▶ **Exercise directions**
For this task, output every entry below exactly and omit the pictures.

#### Exercise materials

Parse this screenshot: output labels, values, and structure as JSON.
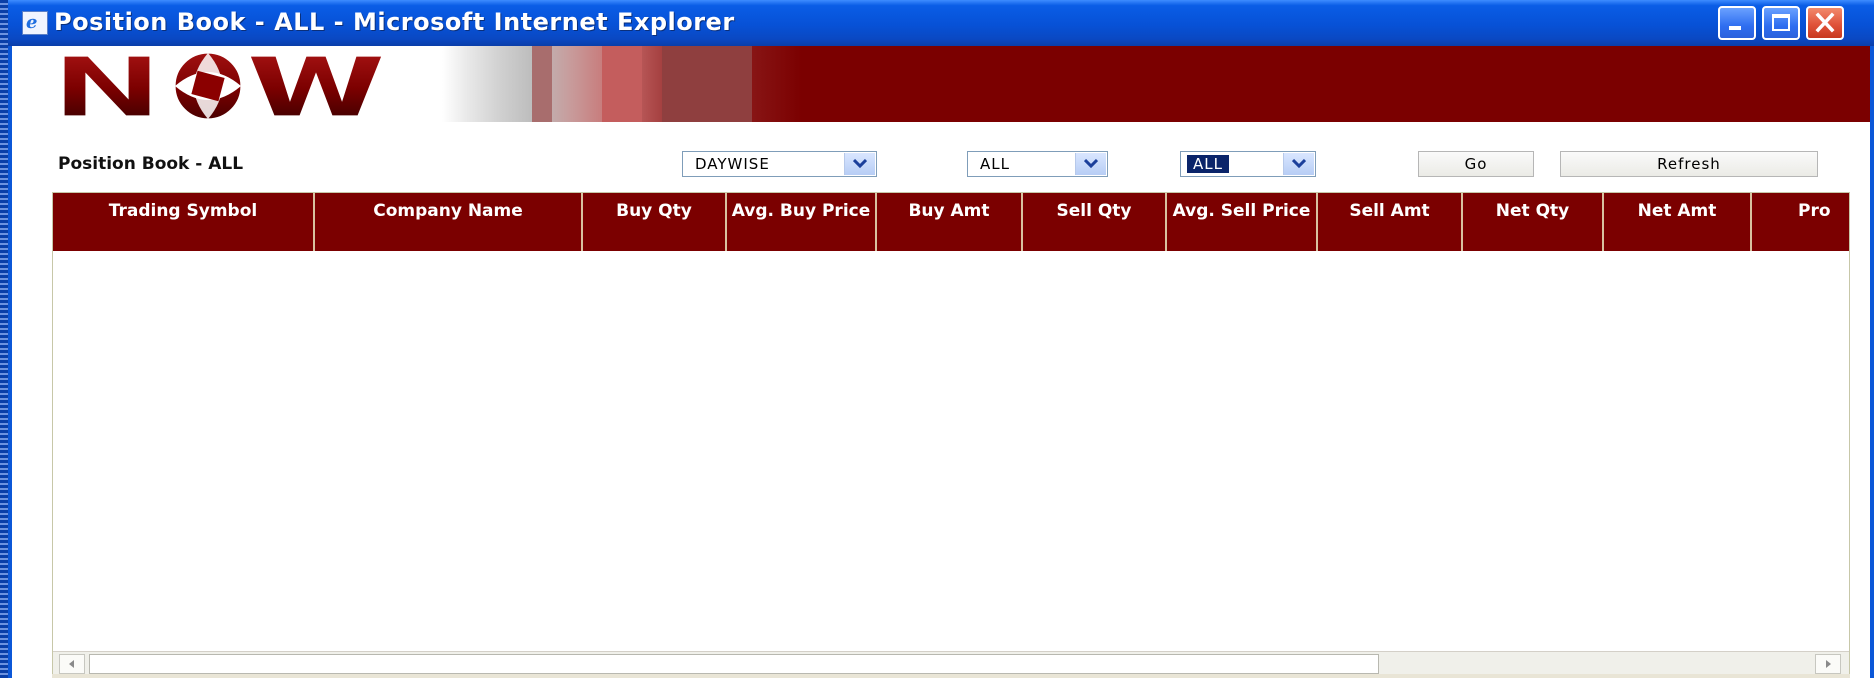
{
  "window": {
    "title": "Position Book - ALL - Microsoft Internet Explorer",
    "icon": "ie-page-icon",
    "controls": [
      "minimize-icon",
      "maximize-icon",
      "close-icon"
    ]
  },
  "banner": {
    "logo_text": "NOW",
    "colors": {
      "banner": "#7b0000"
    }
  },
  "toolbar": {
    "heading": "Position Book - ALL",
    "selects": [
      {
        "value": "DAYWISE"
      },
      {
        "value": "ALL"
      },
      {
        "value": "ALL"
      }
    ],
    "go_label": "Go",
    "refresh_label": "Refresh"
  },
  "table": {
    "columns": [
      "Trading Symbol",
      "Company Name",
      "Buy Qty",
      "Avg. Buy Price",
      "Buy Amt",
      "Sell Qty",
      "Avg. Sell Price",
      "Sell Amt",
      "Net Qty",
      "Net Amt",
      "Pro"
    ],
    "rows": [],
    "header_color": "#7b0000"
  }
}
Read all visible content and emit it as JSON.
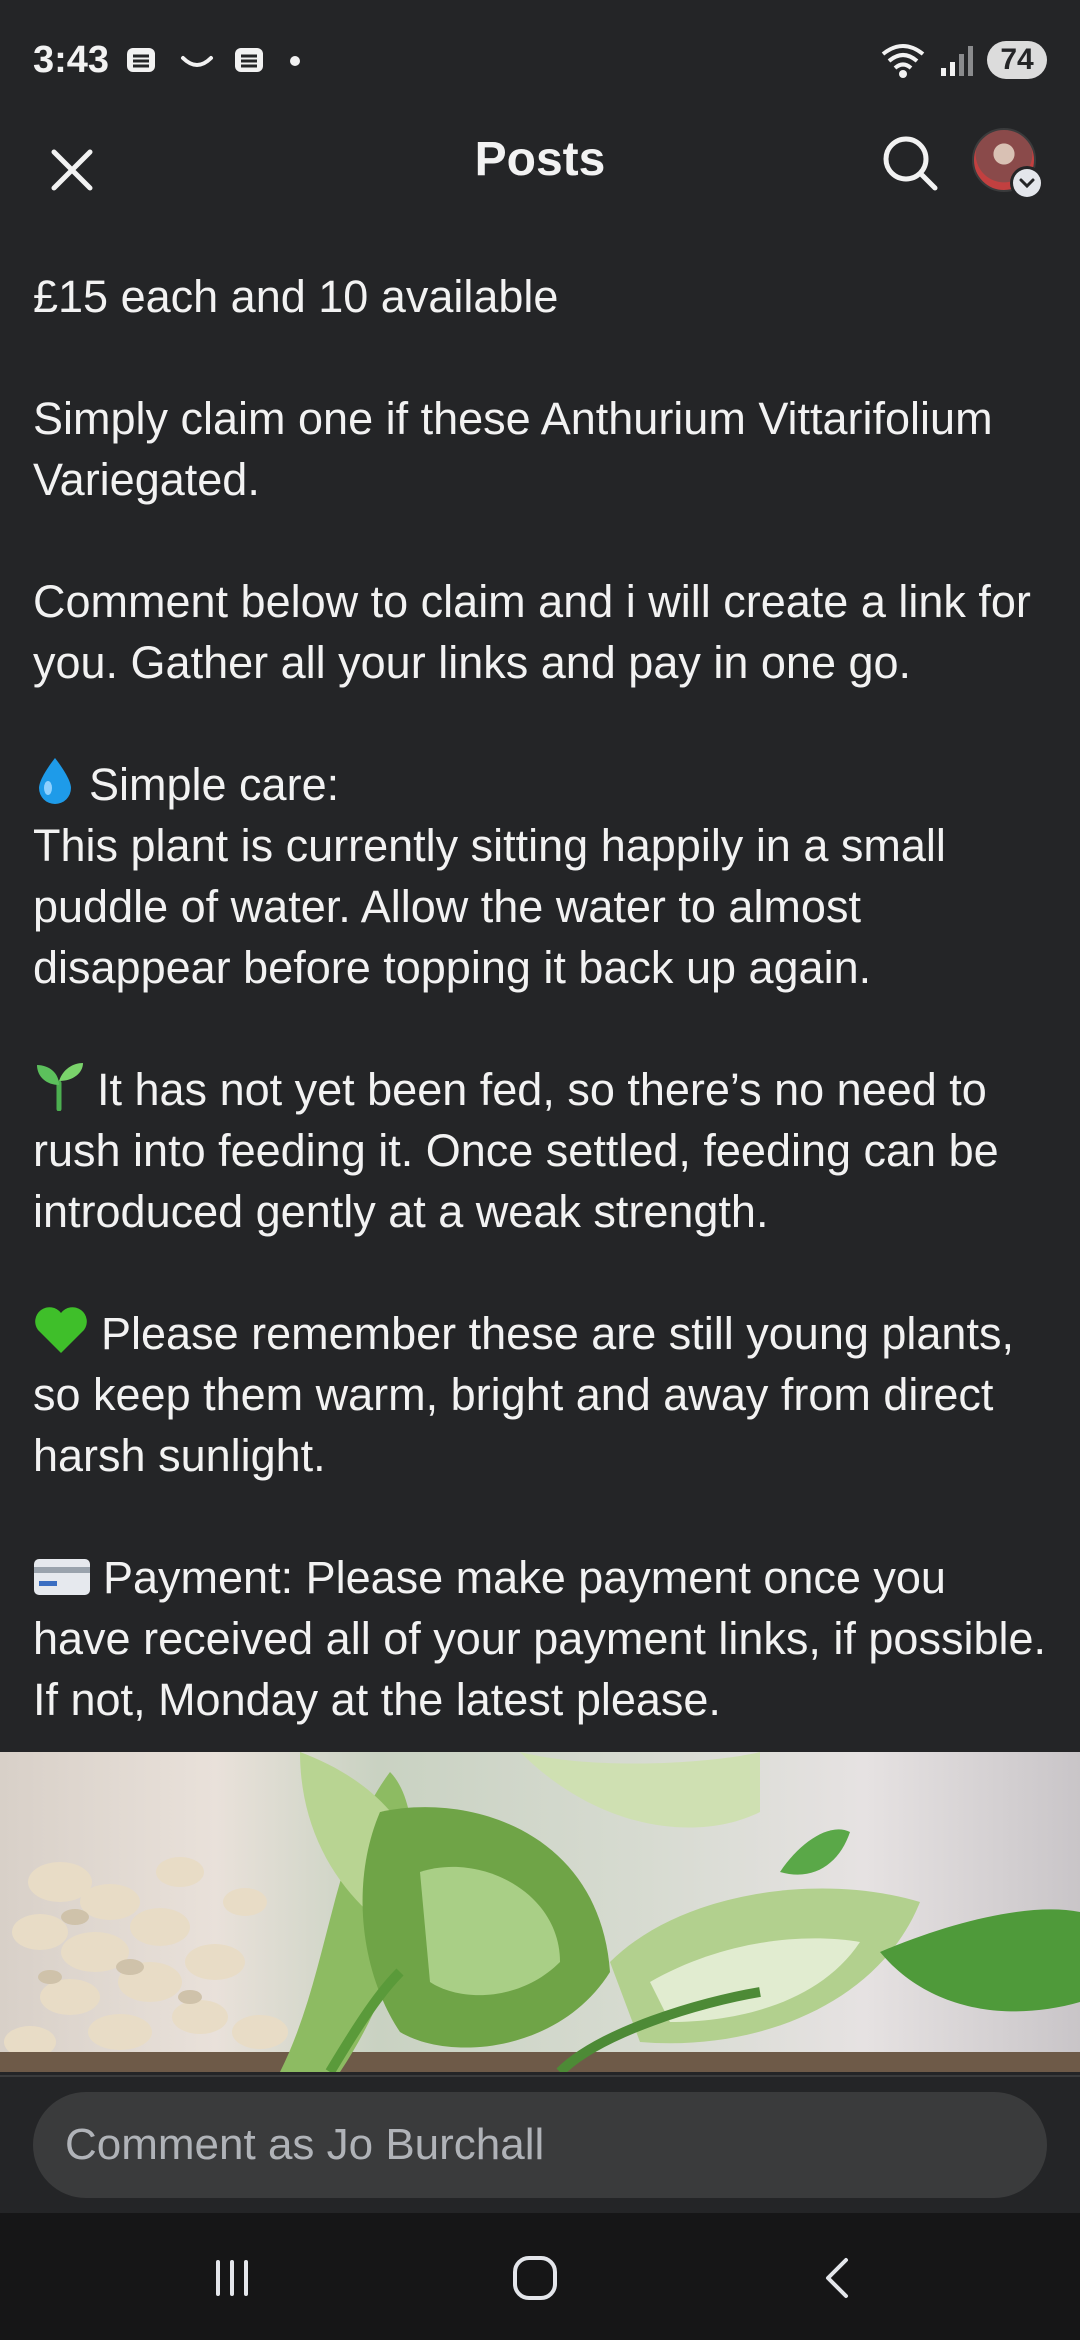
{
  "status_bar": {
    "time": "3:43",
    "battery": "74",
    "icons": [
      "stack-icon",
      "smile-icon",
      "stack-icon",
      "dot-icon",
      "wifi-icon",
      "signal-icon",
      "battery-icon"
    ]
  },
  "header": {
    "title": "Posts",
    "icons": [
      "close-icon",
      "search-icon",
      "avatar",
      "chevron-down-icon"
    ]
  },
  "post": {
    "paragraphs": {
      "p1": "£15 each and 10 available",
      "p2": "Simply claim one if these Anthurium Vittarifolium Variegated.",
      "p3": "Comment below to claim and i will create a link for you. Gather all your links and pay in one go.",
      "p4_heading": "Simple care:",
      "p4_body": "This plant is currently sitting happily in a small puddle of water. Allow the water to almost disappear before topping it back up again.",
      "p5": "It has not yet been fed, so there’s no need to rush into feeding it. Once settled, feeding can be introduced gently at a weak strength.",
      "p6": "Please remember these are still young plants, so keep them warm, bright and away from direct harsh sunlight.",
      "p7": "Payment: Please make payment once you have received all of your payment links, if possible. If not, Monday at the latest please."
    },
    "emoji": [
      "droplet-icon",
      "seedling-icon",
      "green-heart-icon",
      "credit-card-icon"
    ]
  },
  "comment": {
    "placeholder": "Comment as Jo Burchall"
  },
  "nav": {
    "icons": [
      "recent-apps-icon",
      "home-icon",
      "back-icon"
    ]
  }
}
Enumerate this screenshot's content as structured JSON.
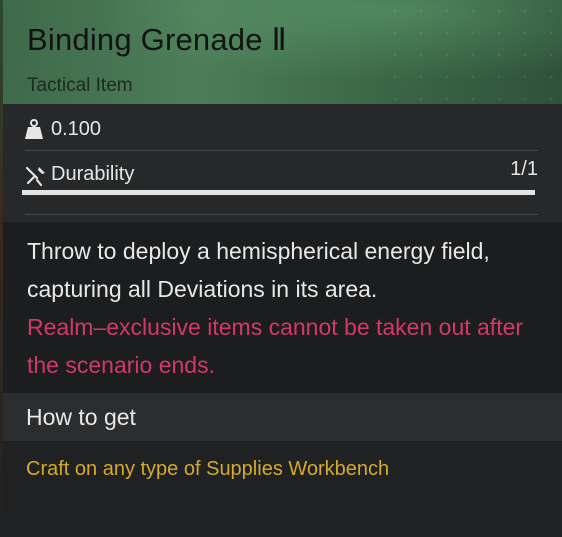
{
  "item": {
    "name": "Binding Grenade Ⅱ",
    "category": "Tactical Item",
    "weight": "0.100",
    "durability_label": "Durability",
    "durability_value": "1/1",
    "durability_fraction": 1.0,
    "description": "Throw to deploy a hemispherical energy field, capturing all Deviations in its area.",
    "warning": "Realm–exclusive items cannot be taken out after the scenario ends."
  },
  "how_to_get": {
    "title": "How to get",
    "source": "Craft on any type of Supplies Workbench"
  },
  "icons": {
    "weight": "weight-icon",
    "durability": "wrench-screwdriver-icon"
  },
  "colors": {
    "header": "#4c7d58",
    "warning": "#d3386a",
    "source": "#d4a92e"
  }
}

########

▶ **Exercise answer**
Parse this screenshot: output labels, values, and structure as JSON.
{
  "window": {
    "title": "Position Book - ALL - Microsoft Internet Explorer",
    "icon": "ie-page-icon",
    "controls": [
      "minimize-icon",
      "maximize-icon",
      "close-icon"
    ]
  },
  "banner": {
    "logo_text": "NOW",
    "colors": {
      "banner": "#7b0000"
    }
  },
  "toolbar": {
    "heading": "Position Book - ALL",
    "selects": [
      {
        "value": "DAYWISE"
      },
      {
        "value": "ALL"
      },
      {
        "value": "ALL"
      }
    ],
    "go_label": "Go",
    "refresh_label": "Refresh"
  },
  "table": {
    "columns": [
      "Trading Symbol",
      "Company Name",
      "Buy Qty",
      "Avg. Buy Price",
      "Buy Amt",
      "Sell Qty",
      "Avg. Sell Price",
      "Sell Amt",
      "Net Qty",
      "Net Amt",
      "Pro"
    ],
    "rows": [],
    "header_color": "#7b0000"
  }
}
Read all visible content and emit it as JSON.
{
  "status_bar": {
    "time": "3:43",
    "battery": "74",
    "icons": [
      "stack-icon",
      "smile-icon",
      "stack-icon",
      "dot-icon",
      "wifi-icon",
      "signal-icon",
      "battery-icon"
    ]
  },
  "header": {
    "title": "Posts",
    "icons": [
      "close-icon",
      "search-icon",
      "avatar",
      "chevron-down-icon"
    ]
  },
  "post": {
    "paragraphs": {
      "p1": "£15 each and 10 available",
      "p2": "Simply claim one if these Anthurium Vittarifolium Variegated.",
      "p3": "Comment below to claim and i will create a link for you. Gather all your links and pay in one go.",
      "p4_heading": "Simple care:",
      "p4_body": "This plant is currently sitting happily in a small puddle of water. Allow the water to almost disappear before topping it back up again.",
      "p5": "It has not yet been fed, so there’s no need to rush into feeding it. Once settled, feeding can be introduced gently at a weak strength.",
      "p6": "Please remember these are still young plants, so keep them warm, bright and away from direct harsh sunlight.",
      "p7": "Payment: Please make payment once you have received all of your payment links, if possible. If not, Monday at the latest please."
    },
    "emoji": [
      "droplet-icon",
      "seedling-icon",
      "green-heart-icon",
      "credit-card-icon"
    ]
  },
  "comment": {
    "placeholder": "Comment as Jo Burchall"
  },
  "nav": {
    "icons": [
      "recent-apps-icon",
      "home-icon",
      "back-icon"
    ]
  }
}
Enumerate this screenshot's content as structured JSON.
{
  "item": {
    "name": "Binding Grenade Ⅱ",
    "category": "Tactical Item",
    "weight": "0.100",
    "durability_label": "Durability",
    "durability_value": "1/1",
    "durability_fraction": 1.0,
    "description": "Throw to deploy a hemispherical energy field, capturing all Deviations in its area.",
    "warning": "Realm–exclusive items cannot be taken out after the scenario ends."
  },
  "how_to_get": {
    "title": "How to get",
    "source": "Craft on any type of Supplies Workbench"
  },
  "icons": {
    "weight": "weight-icon",
    "durability": "wrench-screwdriver-icon"
  },
  "colors": {
    "header": "#4c7d58",
    "warning": "#d3386a",
    "source": "#d4a92e"
  }
}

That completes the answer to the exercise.